■ REQUIREMENT ■
In which lines of the data does the string "GBPCAD" appear? Copy every one.
TASK INPUT Start Marker
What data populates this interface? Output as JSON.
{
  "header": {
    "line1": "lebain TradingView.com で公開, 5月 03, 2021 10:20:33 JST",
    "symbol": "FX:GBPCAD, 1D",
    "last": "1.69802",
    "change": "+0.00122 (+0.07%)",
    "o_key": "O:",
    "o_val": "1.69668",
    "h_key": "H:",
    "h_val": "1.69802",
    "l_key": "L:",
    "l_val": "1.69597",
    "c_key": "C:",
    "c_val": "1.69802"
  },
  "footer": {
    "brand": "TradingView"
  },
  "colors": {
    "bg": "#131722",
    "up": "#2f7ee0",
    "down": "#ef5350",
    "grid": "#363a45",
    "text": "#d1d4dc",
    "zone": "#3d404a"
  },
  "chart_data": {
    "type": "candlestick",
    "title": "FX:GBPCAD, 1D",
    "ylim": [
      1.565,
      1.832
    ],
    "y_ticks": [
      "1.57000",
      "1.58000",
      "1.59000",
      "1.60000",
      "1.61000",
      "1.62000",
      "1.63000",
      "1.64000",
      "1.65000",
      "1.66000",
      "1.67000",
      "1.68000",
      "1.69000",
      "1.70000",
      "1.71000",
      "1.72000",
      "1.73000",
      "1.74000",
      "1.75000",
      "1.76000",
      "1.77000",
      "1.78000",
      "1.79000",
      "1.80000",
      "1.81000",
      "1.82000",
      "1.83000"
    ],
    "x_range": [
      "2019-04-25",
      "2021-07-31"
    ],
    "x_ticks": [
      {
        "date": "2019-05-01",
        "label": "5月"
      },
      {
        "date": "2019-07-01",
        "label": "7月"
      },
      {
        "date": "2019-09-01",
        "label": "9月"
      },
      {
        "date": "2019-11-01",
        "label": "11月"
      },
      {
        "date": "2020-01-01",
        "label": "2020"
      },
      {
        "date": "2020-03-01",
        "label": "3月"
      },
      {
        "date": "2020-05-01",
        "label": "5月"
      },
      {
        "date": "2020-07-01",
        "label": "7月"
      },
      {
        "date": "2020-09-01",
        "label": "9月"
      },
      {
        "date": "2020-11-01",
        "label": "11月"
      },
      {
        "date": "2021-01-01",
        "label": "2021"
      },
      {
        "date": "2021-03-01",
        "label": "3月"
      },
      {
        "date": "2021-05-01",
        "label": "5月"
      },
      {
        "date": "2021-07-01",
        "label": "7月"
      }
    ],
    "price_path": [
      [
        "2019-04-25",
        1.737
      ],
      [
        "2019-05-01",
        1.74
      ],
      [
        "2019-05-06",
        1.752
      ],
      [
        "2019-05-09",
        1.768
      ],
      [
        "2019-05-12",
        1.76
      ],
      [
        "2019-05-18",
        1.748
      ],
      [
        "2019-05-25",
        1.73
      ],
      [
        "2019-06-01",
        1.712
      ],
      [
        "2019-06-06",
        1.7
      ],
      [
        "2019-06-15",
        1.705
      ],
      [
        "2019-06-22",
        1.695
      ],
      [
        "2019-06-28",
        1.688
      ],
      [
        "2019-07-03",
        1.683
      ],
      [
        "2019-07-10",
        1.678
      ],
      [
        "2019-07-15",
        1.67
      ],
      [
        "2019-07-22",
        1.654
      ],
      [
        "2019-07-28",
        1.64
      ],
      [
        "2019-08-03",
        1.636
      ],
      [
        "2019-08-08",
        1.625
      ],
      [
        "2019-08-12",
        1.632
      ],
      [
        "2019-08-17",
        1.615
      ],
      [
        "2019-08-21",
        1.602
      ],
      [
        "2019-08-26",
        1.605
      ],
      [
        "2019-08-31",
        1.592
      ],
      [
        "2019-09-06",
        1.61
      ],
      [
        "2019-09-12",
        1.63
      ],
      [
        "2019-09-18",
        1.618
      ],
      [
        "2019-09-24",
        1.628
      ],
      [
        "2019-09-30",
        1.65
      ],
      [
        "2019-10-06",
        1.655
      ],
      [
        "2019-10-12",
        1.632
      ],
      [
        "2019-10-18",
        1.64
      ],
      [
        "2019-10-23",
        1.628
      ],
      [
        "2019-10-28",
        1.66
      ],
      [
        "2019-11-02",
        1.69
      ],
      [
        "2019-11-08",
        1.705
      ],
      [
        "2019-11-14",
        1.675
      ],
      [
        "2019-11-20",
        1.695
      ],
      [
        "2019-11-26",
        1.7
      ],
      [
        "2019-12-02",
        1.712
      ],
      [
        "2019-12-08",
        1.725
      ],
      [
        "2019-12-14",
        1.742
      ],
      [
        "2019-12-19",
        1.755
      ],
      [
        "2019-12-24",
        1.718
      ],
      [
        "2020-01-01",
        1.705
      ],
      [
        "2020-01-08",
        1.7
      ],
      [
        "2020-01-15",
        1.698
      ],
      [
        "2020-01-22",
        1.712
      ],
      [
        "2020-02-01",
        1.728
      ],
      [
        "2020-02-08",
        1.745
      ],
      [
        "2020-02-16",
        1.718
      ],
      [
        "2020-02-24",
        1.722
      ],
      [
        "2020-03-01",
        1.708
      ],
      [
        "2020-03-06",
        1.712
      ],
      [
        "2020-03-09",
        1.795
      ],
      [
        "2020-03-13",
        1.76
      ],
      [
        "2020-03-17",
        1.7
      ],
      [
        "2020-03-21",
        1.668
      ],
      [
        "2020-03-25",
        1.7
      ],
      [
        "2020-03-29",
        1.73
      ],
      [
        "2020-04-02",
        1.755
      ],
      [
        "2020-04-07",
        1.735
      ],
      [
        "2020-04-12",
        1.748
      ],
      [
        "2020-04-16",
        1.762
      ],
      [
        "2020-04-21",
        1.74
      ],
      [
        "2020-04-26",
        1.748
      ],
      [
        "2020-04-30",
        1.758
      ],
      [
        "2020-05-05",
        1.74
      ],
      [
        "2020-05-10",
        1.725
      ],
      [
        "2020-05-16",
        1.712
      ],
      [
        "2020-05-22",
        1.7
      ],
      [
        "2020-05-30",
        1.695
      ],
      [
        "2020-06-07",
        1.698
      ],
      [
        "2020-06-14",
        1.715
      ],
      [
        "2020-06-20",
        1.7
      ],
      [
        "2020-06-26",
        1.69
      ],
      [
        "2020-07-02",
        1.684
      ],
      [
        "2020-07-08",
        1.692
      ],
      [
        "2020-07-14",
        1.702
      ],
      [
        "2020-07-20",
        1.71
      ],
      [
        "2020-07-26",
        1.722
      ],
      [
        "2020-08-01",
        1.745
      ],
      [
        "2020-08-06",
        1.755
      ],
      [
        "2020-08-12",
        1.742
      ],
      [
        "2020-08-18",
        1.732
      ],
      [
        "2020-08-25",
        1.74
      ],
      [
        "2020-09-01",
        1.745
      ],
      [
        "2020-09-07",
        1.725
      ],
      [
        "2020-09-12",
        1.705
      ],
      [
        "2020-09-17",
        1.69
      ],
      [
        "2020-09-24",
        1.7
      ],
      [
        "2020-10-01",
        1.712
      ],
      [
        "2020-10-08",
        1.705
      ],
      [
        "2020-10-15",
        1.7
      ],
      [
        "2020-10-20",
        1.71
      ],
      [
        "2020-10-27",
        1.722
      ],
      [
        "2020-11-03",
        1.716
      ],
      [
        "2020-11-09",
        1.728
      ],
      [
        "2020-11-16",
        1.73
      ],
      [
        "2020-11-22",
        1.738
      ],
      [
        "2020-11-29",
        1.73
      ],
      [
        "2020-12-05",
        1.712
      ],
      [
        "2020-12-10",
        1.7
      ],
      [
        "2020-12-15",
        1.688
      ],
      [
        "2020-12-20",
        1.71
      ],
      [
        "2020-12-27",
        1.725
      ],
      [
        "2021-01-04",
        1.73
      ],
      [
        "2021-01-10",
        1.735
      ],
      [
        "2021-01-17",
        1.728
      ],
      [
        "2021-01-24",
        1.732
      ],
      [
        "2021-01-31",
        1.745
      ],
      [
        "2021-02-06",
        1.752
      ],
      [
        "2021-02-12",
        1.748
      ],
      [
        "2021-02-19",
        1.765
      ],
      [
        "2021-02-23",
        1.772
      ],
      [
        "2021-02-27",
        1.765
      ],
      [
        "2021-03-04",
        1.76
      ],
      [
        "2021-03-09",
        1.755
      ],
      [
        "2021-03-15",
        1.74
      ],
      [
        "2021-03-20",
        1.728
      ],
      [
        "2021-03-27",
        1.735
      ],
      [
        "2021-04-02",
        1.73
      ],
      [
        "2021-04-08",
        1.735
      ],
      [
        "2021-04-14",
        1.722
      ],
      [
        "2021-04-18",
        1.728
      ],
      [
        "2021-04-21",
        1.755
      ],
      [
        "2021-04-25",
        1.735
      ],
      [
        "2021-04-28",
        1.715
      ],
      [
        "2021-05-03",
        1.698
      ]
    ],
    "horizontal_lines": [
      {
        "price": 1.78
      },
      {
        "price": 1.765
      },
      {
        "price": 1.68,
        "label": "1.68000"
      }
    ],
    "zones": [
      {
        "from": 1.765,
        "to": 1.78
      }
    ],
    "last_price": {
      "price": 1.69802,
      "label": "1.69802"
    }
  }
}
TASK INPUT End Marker
■ WRITTEN ANSWER ■
    "symbol": "FX:GBPCAD, 1D",
    "title": "FX:GBPCAD, 1D",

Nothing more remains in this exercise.